■ **Activity**:
Find every line of the records that has "this" and return it.

■ **Provided records**:
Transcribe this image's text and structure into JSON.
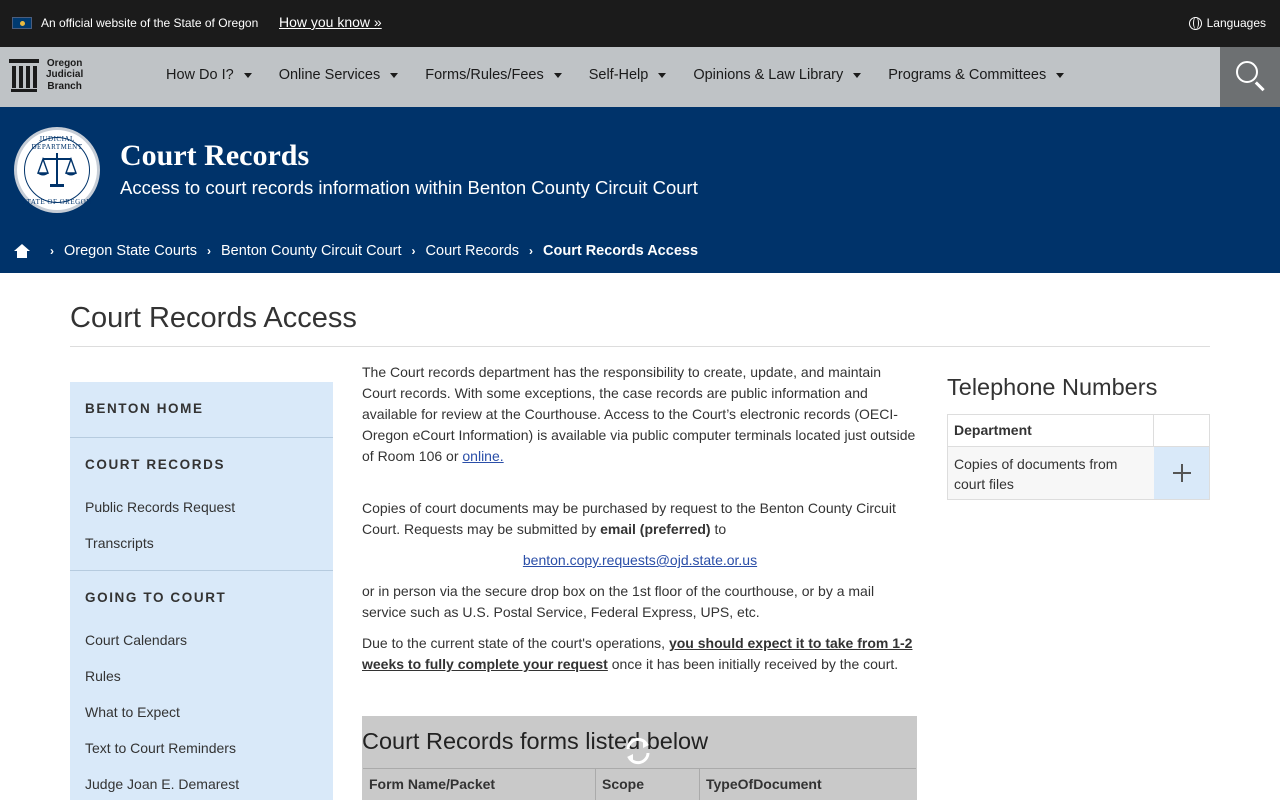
{
  "official_banner": {
    "text": "An official website of the State of Oregon",
    "how_link": "How you know »",
    "languages": "Languages"
  },
  "nav": {
    "logo_lines": [
      "Oregon",
      "Judicial",
      "Branch"
    ],
    "items": [
      {
        "label": "How Do I?"
      },
      {
        "label": "Online Services"
      },
      {
        "label": "Forms/Rules/Fees"
      },
      {
        "label": "Self-Help"
      },
      {
        "label": "Opinions & Law Library"
      },
      {
        "label": "Programs & Committees"
      }
    ]
  },
  "hero": {
    "seal_top": "JUDICIAL DEPARTMENT",
    "seal_bottom": "STATE OF OREGON",
    "title": "Court Records",
    "subtitle": "Access to court records information within Benton County Circuit Court"
  },
  "breadcrumb": {
    "items": [
      "Oregon State Courts",
      "Benton County Circuit Court",
      "Court Records"
    ],
    "current": "Court Records Access"
  },
  "page_title": "Court Records Access",
  "sidebar": {
    "home": "BENTON HOME",
    "section1": "COURT RECORDS",
    "section1_links": [
      "Public Records Request",
      "Transcripts"
    ],
    "section2": "GOING TO COURT",
    "section2_links": [
      "Court Calendars",
      "Rules",
      "What to Expect",
      "Text to Court Reminders",
      "Judge Joan E. Demarest"
    ]
  },
  "content": {
    "p1": "The Court records department has the responsibility to create, update, and maintain Court records.  With some exceptions, the case records are public information and available for review at the Courthouse.   Access to the Court’s electronic records (OECI-Oregon eCourt Information) is available via public computer terminals located just outside of Room 106 or ",
    "p1_link": "online.",
    "p2_start": "Copies of court documents may be purchased by request to the Benton County Circuit Court.  Requests may be submitted by ",
    "p2_bold": "email (preferred)",
    "p2_end": " to",
    "email": "benton.copy.requests@ojd.state.or.us",
    "p3": "or in person via the secure drop box on the 1st floor of the courthouse, or by a mail service such as U.S. Postal Service, Federal Express, UPS, etc.",
    "p4_start": "Due to the current state of the court's operations, ",
    "p4_bold": "you should expect it to take from 1-2 weeks to fully complete your request",
    "p4_end": " once it has been initially received by the court."
  },
  "forms": {
    "title": "Court Records forms listed below",
    "columns": [
      "Form Name/Packet",
      "Scope",
      "TypeOfDocument"
    ]
  },
  "telephone": {
    "title": "Telephone Numbers",
    "header": "Department",
    "rows": [
      {
        "department": "Copies of documents from court files"
      }
    ]
  }
}
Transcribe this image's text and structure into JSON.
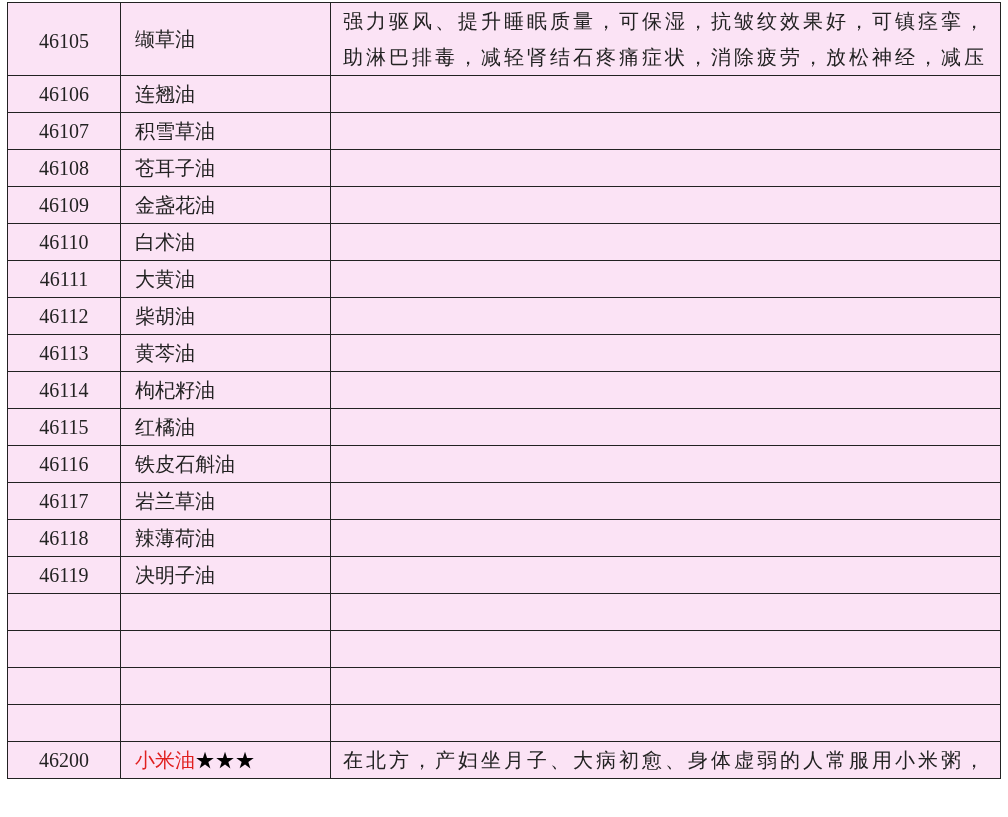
{
  "table": {
    "rows": [
      {
        "kind": "entry",
        "id": "46105",
        "name": "缬草油",
        "description": "强力驱风、提升睡眠质量，可保湿，抗皱纹效果好，可镇痉挛，助淋巴排毒，减轻肾结石疼痛症状，消除疲劳，放松神经，减压"
      },
      {
        "kind": "entry",
        "id": "46106",
        "name": "连翘油"
      },
      {
        "kind": "entry",
        "id": "46107",
        "name": "积雪草油"
      },
      {
        "kind": "entry",
        "id": "46108",
        "name": "苍耳子油"
      },
      {
        "kind": "entry",
        "id": "46109",
        "name": "金盏花油"
      },
      {
        "kind": "entry",
        "id": "46110",
        "name": "白术油"
      },
      {
        "kind": "entry",
        "id": "46111",
        "name": "大黄油"
      },
      {
        "kind": "entry",
        "id": "46112",
        "name": "柴胡油"
      },
      {
        "kind": "entry",
        "id": "46113",
        "name": "黄芩油"
      },
      {
        "kind": "entry",
        "id": "46114",
        "name": "枸杞籽油"
      },
      {
        "kind": "entry",
        "id": "46115",
        "name": "红橘油"
      },
      {
        "kind": "entry",
        "id": "46116",
        "name": "铁皮石斛油"
      },
      {
        "kind": "entry",
        "id": "46117",
        "name": "岩兰草油"
      },
      {
        "kind": "entry",
        "id": "46118",
        "name": "辣薄荷油"
      },
      {
        "kind": "entry",
        "id": "46119",
        "name": "决明子油"
      },
      {
        "kind": "blank"
      },
      {
        "kind": "blank"
      },
      {
        "kind": "blank"
      },
      {
        "kind": "blank"
      },
      {
        "kind": "entry",
        "id": "46200",
        "name": "小米油",
        "highlight": true,
        "stars": 3,
        "description": "在北方，产妇坐月子、大病初愈、身体虚弱的人常服用小米粥，"
      }
    ]
  }
}
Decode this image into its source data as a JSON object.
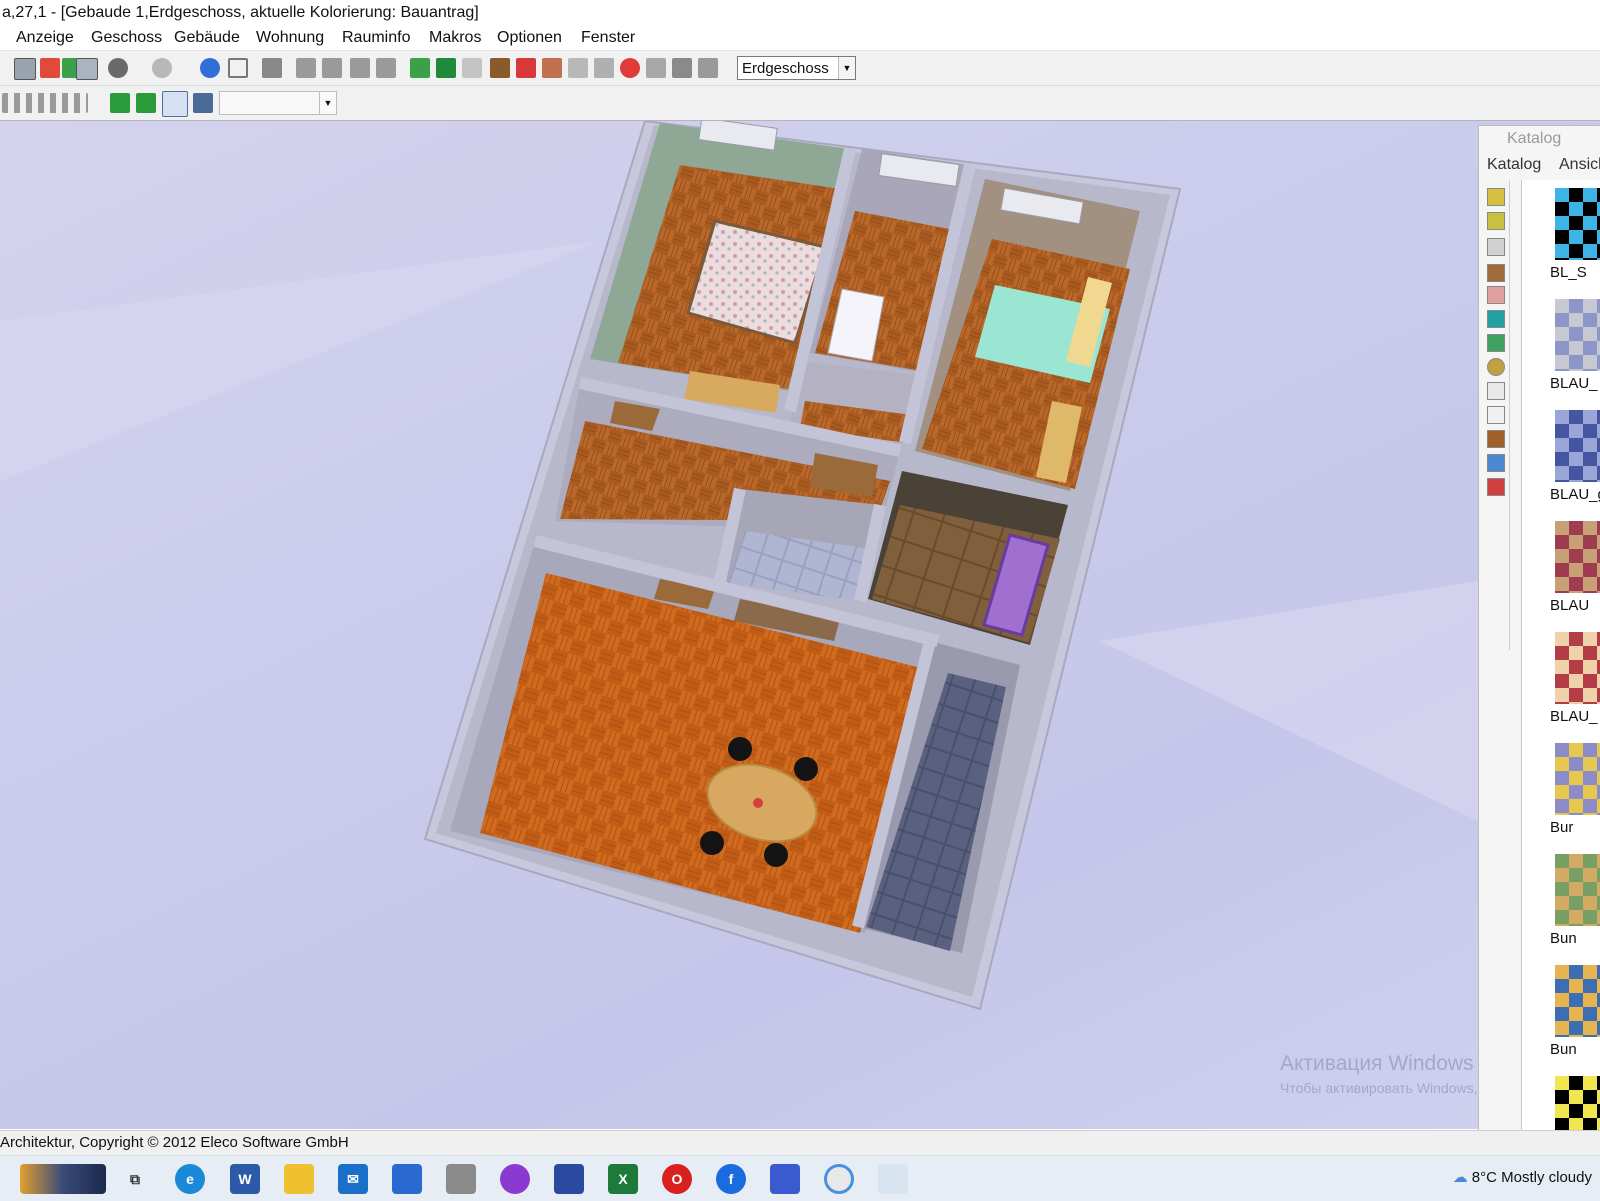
{
  "window": {
    "title": "a,27,1 - [Gebaude 1,Erdgeschoss, aktuelle Kolorierung: Bauantrag]"
  },
  "menu": {
    "items": [
      "Anzeige",
      "Geschoss",
      "Gebäude",
      "Wohnung",
      "Rauminfo",
      "Makros",
      "Optionen",
      "Fenster"
    ]
  },
  "toolbar": {
    "floor_select": "Erdgeschoss",
    "secondary_select": ""
  },
  "catalog": {
    "title": "Katalog",
    "tabs": [
      "Katalog",
      "Ansicl"
    ],
    "items": [
      {
        "label": "BL_S",
        "colors": [
          "#000000",
          "#3cb4e6"
        ]
      },
      {
        "label": "BLAU_",
        "colors": [
          "#8c96c8",
          "#c8c8d2"
        ]
      },
      {
        "label": "BLAU_g",
        "colors": [
          "#4655a0",
          "#9aa5d8"
        ]
      },
      {
        "label": "BLAU",
        "colors": [
          "#a03c50",
          "#c8a078"
        ]
      },
      {
        "label": "BLAU_",
        "colors": [
          "#b43c46",
          "#f0d2aa"
        ]
      },
      {
        "label": "Bur",
        "colors": [
          "#e6c850",
          "#8c8cc8"
        ]
      },
      {
        "label": "Bun",
        "colors": [
          "#d2aa64",
          "#78a064"
        ]
      },
      {
        "label": "Bun",
        "colors": [
          "#3c6eb4",
          "#e6b450"
        ]
      },
      {
        "label": "",
        "colors": [
          "#000000",
          "#f0e650"
        ]
      }
    ]
  },
  "statusbar": {
    "text": "Architektur, Copyright © 2012 Eleco Software GmbH"
  },
  "watermark": {
    "line1": "Активация Windows",
    "line2": "Чтобы активировать Windows, перейдите"
  },
  "taskbar": {
    "weather_temp": "8°C",
    "weather_text": "Mostly cloudy",
    "apps": [
      "task-view",
      "edge",
      "word",
      "explorer",
      "mail",
      "store",
      "calculator",
      "tor",
      "save",
      "excel",
      "opera",
      "facebook",
      "arcon",
      "chrome",
      "paint"
    ]
  }
}
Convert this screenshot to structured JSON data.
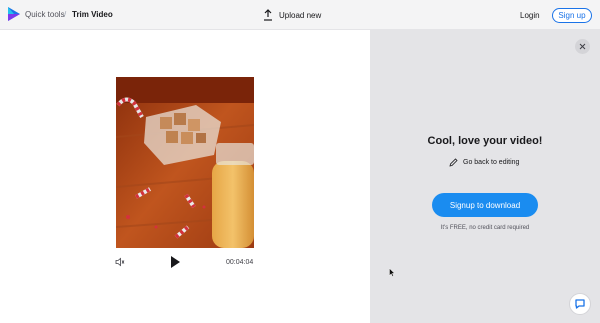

■ **Solved problem**:
Transcribe this image's text and structure into JSON.
Transcribe this image's text and structure into JSON.
Decode this image into its source data as a JSON object.
Convert this screenshot to structured JSON data.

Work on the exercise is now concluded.